Barcelona off the beaten path: El Laberinto de Horta
Travelers to Barcelona mostly stay on the beaten path, and barely venture outside of the safety of the Barri Gotic and Eixample. Said travelers are missing a lot, because Barcelona has a lot more to offer in terms of activities and cuisine than just the obvious in the Centro.
Spain’s El Mundo newspaper has a feature today which explores Spain’s most beautiful gardens AND where to eat when visiting them. One of the picks, not surprisingly, is in good old BCN, but in an area that the average traveler never sees: Horta.
Horta is a neighborhood to the north of the Gracia district which, like Gracia, was once a town of its own. Horta means “small farm” in Catalan, and one can imagine that this was once a very green area.
The attraction suggested by El Mundo is El Laberinto de Horta:
It’s the oldest garden in Barcelona and a magnificent example of the neoclassical style of the 18th Century. In the middle of the 19th Century is was expanded and romantic touches were added, including a deep canal which allows one to tour this “oasis of life” by canoe.

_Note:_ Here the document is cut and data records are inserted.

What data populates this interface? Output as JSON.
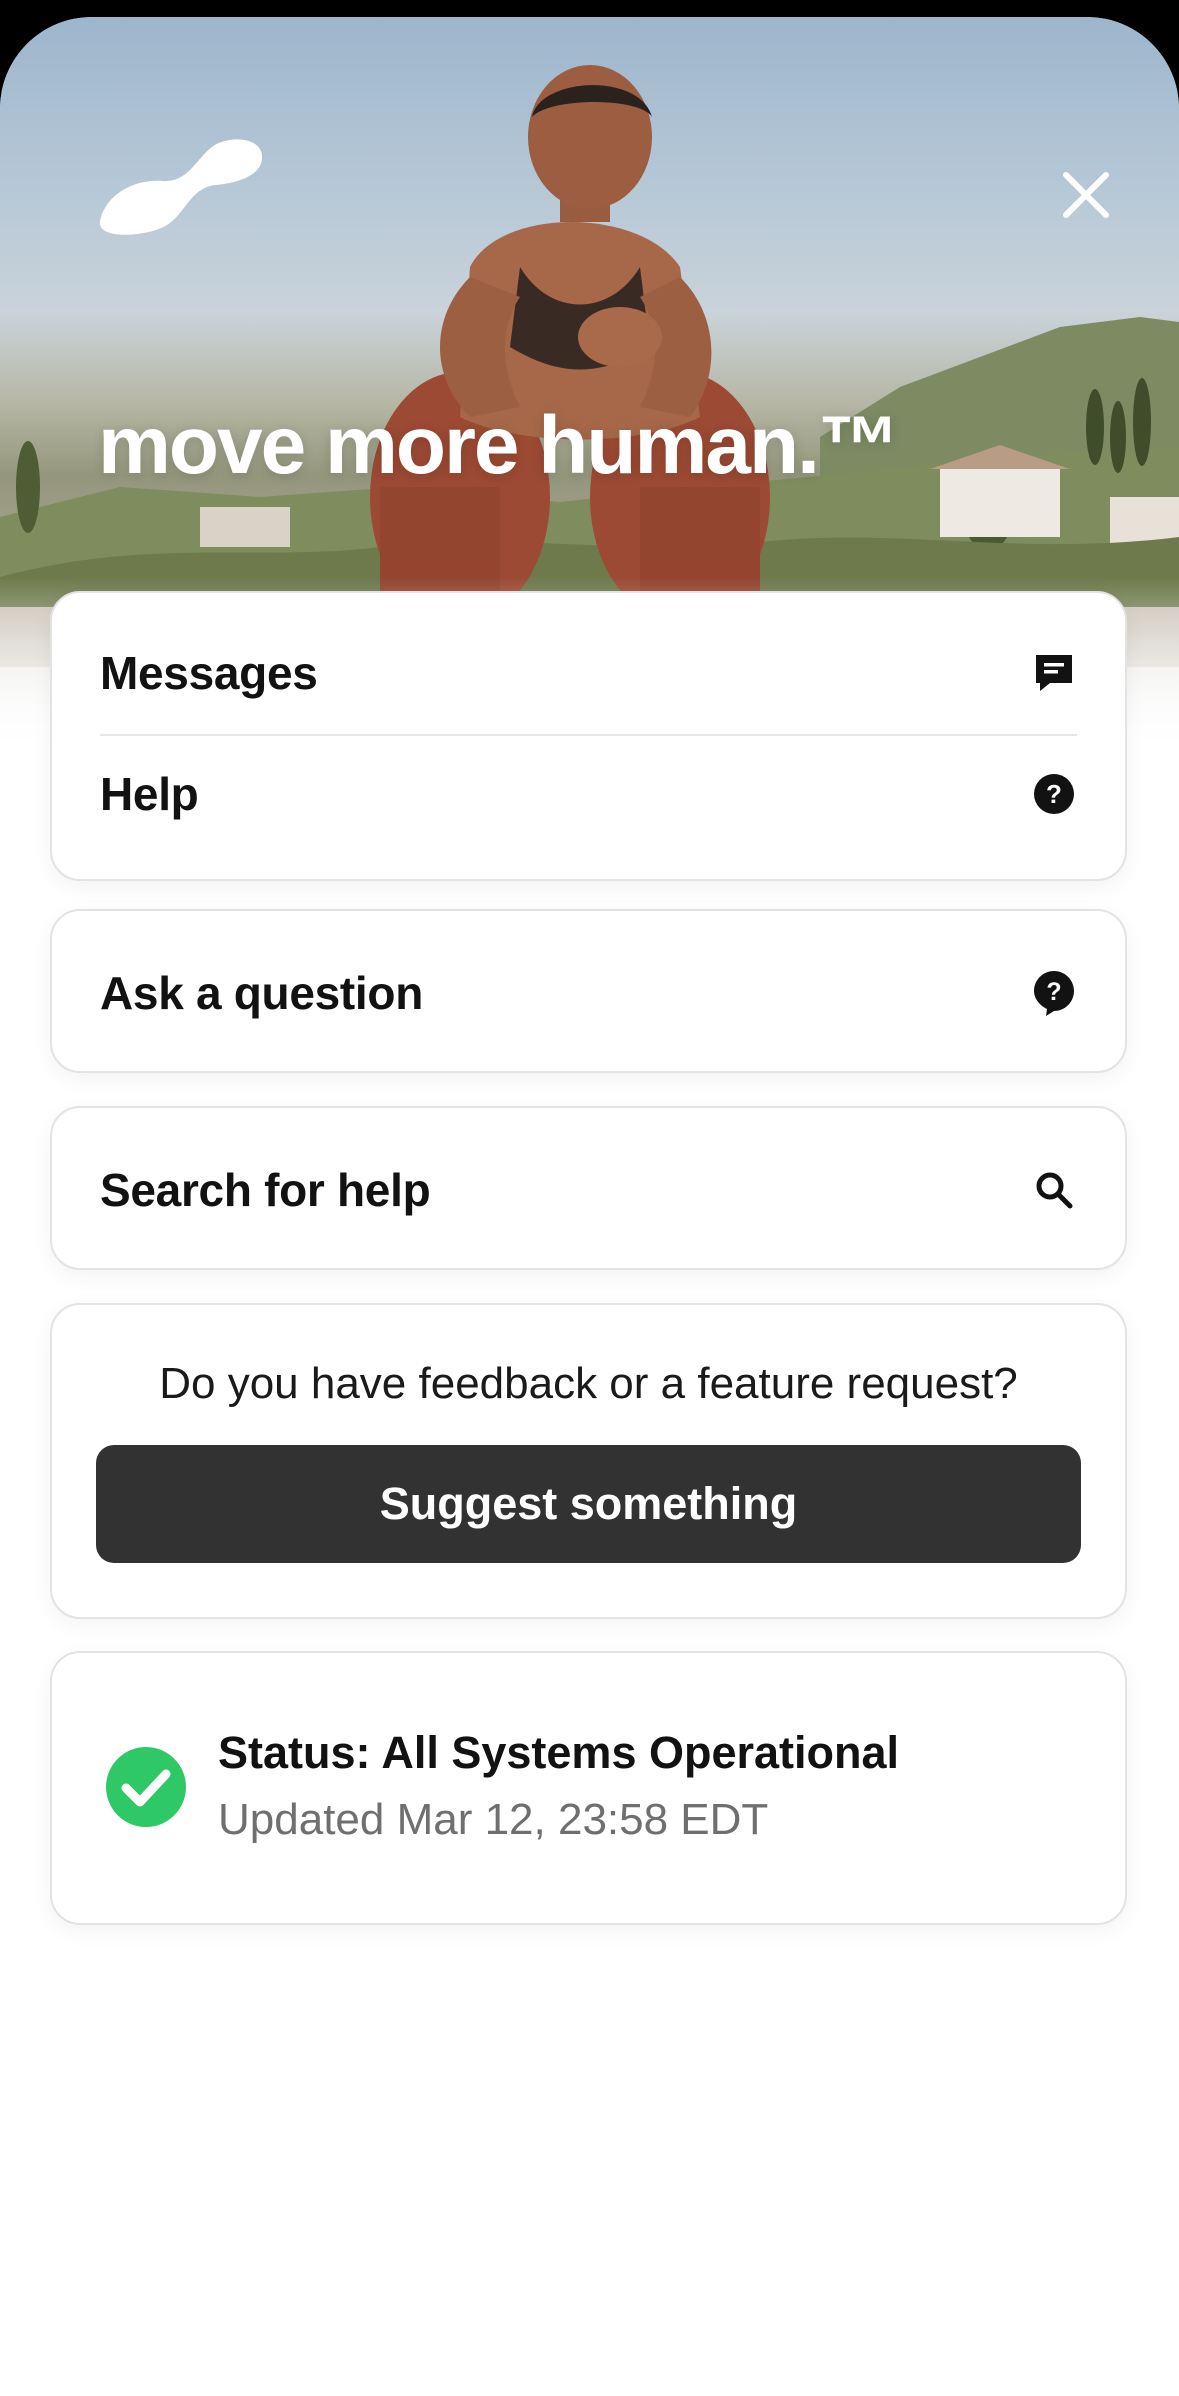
{
  "header": {
    "tagline": "move more human.™"
  },
  "menu": {
    "items": [
      {
        "label": "Messages",
        "icon": "message-icon"
      },
      {
        "label": "Help",
        "icon": "help-circle-icon"
      }
    ]
  },
  "ask": {
    "label": "Ask a question",
    "icon": "question-bubble-icon"
  },
  "search": {
    "label": "Search for help",
    "icon": "search-icon"
  },
  "feedback": {
    "prompt": "Do you have feedback or a feature request?",
    "button_label": "Suggest something"
  },
  "status": {
    "title": "Status: All Systems Operational",
    "updated": "Updated Mar 12, 23:58 EDT",
    "icon": "check-circle-icon",
    "color": "#2ec866"
  },
  "colors": {
    "button_bg": "#323232",
    "text": "#121212",
    "muted": "#6f6f6f"
  }
}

The palace [located on the grounds] is also from the same period and its neoarabic and neogothic elements contrast with the Italian style of the florid spaces constructed in the years prior.
The most important part of this estate is the amazing labyrinth of vegetation, formed by cutting Cypress trees, which offers several different routes where one can admire statues, terracotta pottery, pergolas, numerous fountains and, most importantly, the exuberant vegetation that makes your visit one of constant enjoyment.

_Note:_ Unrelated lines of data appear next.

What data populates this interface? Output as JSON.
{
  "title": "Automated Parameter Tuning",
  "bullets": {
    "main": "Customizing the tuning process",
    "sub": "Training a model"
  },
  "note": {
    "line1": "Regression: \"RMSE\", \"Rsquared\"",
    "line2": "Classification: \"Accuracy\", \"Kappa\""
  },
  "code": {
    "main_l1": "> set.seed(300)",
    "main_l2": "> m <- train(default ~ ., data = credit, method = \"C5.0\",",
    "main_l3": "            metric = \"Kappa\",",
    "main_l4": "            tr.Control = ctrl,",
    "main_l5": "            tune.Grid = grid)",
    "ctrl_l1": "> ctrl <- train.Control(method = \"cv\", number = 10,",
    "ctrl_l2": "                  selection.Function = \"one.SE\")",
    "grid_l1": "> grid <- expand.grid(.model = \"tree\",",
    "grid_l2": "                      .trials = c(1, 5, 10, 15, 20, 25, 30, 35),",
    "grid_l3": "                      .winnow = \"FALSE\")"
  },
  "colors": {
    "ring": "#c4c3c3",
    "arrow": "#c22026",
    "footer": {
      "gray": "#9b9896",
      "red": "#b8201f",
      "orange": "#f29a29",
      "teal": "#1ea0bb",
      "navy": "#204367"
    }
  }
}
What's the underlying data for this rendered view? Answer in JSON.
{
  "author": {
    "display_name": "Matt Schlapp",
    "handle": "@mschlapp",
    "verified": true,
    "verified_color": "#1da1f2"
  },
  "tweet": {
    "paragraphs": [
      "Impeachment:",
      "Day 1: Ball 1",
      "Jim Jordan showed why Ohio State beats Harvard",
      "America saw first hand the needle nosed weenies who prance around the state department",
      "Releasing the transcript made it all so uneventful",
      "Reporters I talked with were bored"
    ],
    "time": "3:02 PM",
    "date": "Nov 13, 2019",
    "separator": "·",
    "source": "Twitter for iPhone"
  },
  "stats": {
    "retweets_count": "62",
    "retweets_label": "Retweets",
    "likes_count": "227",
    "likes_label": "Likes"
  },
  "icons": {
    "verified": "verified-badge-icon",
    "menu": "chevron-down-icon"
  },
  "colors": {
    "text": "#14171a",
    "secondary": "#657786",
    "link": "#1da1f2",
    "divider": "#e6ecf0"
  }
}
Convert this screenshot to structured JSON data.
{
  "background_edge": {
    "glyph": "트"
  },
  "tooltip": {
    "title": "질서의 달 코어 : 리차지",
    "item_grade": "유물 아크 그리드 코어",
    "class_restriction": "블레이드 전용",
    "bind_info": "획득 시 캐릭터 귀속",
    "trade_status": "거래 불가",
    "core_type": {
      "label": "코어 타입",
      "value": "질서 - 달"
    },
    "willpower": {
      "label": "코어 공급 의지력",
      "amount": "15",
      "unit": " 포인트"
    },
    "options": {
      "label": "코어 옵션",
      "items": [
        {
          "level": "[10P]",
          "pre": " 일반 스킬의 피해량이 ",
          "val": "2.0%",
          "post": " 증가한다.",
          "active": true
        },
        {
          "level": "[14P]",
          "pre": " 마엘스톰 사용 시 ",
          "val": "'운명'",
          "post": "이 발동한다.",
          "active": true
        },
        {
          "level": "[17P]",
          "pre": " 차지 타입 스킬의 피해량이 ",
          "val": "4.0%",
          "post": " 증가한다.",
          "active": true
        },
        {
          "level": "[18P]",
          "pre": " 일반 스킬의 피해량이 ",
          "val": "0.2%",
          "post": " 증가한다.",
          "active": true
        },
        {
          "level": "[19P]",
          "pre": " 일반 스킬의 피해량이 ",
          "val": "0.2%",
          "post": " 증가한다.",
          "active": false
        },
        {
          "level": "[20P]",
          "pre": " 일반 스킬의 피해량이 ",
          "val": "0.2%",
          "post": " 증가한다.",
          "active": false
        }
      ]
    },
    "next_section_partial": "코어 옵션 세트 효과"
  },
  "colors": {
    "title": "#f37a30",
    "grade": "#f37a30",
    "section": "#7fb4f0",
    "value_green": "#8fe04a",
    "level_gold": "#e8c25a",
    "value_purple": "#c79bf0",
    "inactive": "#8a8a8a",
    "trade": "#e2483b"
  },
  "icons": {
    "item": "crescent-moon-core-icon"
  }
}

El Mundo recommends eating lunch in one of two nearby restaurants:
Can Travi Nou. Carrer Jorge Manrique (no address- located in Parc de la Vall D’Hebron). 93 428 03 01 | 36 E. Traditional Catalan cuisine in an 18th Century rural home.

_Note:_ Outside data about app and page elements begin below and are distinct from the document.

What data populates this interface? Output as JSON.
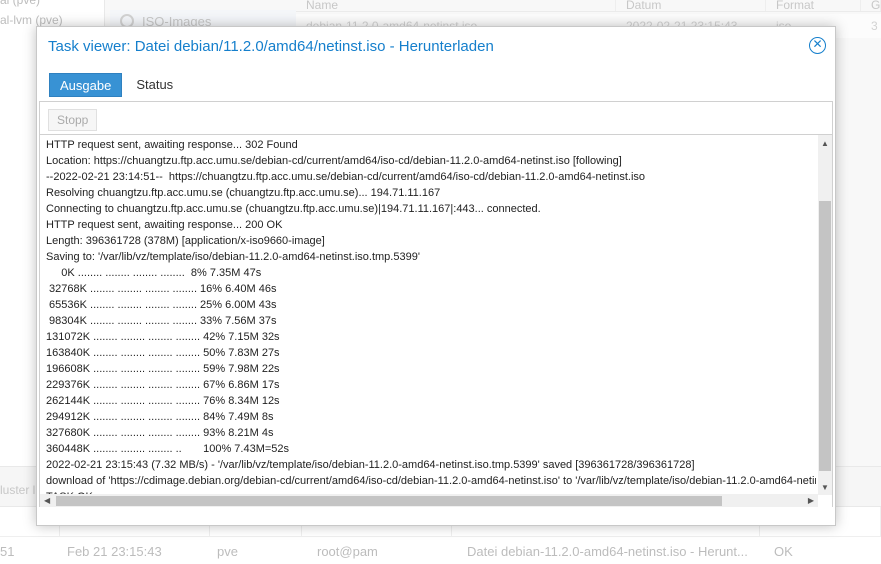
{
  "background": {
    "tree": [
      "al (pve)",
      "al-lvm (pve)"
    ],
    "storage_item": "ISO-Images",
    "grid_headers": [
      "Name",
      "Datum",
      "Format",
      "G"
    ],
    "grid_row": [
      "debian-11.2.0-amd64-netinst.iso",
      "2022-02-21 23:15:43",
      "iso",
      "3"
    ],
    "bottom_tab": "luster l",
    "log_row": {
      "id": "51",
      "start": "Feb 21 23:15:43",
      "node": "pve",
      "user": "root@pam",
      "description": "Datei debian-11.2.0-amd64-netinst.iso - Herunt...",
      "status": "OK"
    }
  },
  "modal": {
    "title": "Task viewer: Datei debian/11.2.0/amd64/netinst.iso - Herunterladen",
    "tabs": [
      {
        "label": "Ausgabe",
        "active": true
      },
      {
        "label": "Status",
        "active": false
      }
    ],
    "stop_label": "Stopp",
    "log_lines": [
      "HTTP request sent, awaiting response... 302 Found",
      "Location: https://chuangtzu.ftp.acc.umu.se/debian-cd/current/amd64/iso-cd/debian-11.2.0-amd64-netinst.iso [following]",
      "--2022-02-21 23:14:51--  https://chuangtzu.ftp.acc.umu.se/debian-cd/current/amd64/iso-cd/debian-11.2.0-amd64-netinst.iso",
      "Resolving chuangtzu.ftp.acc.umu.se (chuangtzu.ftp.acc.umu.se)... 194.71.11.167",
      "Connecting to chuangtzu.ftp.acc.umu.se (chuangtzu.ftp.acc.umu.se)|194.71.11.167|:443... connected.",
      "HTTP request sent, awaiting response... 200 OK",
      "Length: 396361728 (378M) [application/x-iso9660-image]",
      "Saving to: '/var/lib/vz/template/iso/debian-11.2.0-amd64-netinst.iso.tmp.5399'",
      "     0K ........ ........ ........ ........  8% 7.35M 47s",
      " 32768K ........ ........ ........ ........ 16% 6.40M 46s",
      " 65536K ........ ........ ........ ........ 25% 6.00M 43s",
      " 98304K ........ ........ ........ ........ 33% 7.56M 37s",
      "131072K ........ ........ ........ ........ 42% 7.15M 32s",
      "163840K ........ ........ ........ ........ 50% 7.83M 27s",
      "196608K ........ ........ ........ ........ 59% 7.98M 22s",
      "229376K ........ ........ ........ ........ 67% 6.86M 17s",
      "262144K ........ ........ ........ ........ 76% 8.34M 12s",
      "294912K ........ ........ ........ ........ 84% 7.49M 8s",
      "327680K ........ ........ ........ ........ 93% 8.21M 4s",
      "360448K ........ ........ ........ ..       100% 7.43M=52s",
      "2022-02-21 23:15:43 (7.32 MB/s) - '/var/lib/vz/template/iso/debian-11.2.0-amd64-netinst.iso.tmp.5399' saved [396361728/396361728]",
      "download of 'https://cdimage.debian.org/debian-cd/current/amd64/iso-cd/debian-11.2.0-amd64-netinst.iso' to '/var/lib/vz/template/iso/debian-11.2.0-amd64-netinst.iso' finished",
      "TASK OK"
    ]
  },
  "colors": {
    "accent": "#157fcc",
    "active_tab": "#3892d4"
  }
}
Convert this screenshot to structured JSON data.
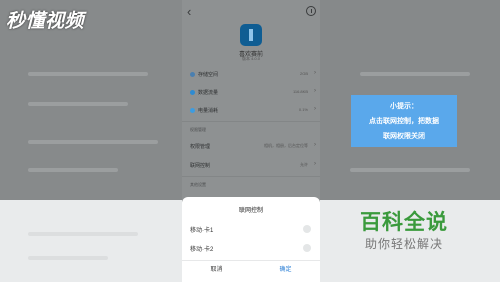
{
  "watermark": {
    "text": "秒懂视频"
  },
  "header": {
    "back_icon": "chevron-left-icon",
    "info_icon": "info-icon"
  },
  "app": {
    "name": "喜欢赛前",
    "version": "版本 4.0.0"
  },
  "rows": [
    {
      "label": "存储空间",
      "value": "2GB",
      "icon_color": "#4a7fb0"
    },
    {
      "label": "数据流量",
      "value": "116.8KB",
      "icon_color": "#2f8bd1"
    },
    {
      "label": "电量消耗",
      "value": "0.1%",
      "icon_color": "#3d9ce0"
    }
  ],
  "section_permissions": "权限管理",
  "rows_perm": [
    {
      "label": "权限管理",
      "value": "相机，相册，后台定位等"
    },
    {
      "label": "联网控制",
      "value": "允许"
    }
  ],
  "section_other": "其他设置",
  "dialog": {
    "title": "联网控制",
    "options": [
      "移动·卡1",
      "移动·卡2"
    ],
    "cancel": "取消",
    "confirm": "确定"
  },
  "tip": {
    "line1": "小提示：",
    "line2": "点击联网控制，把数据",
    "line3": "联网权限关闭"
  },
  "brand": {
    "title": "百科全说",
    "subtitle": "助你轻松解决"
  },
  "colors": {
    "tip_bg": "#5aa8eb",
    "brand_green": "#3a9a3c",
    "confirm_blue": "#2b7fd6"
  }
}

El Jardí de L’Apat. Carrer de Albert Llanas, 2. 93 210 21 43 | Panoramic views, gardens and lunch for around 20 euros.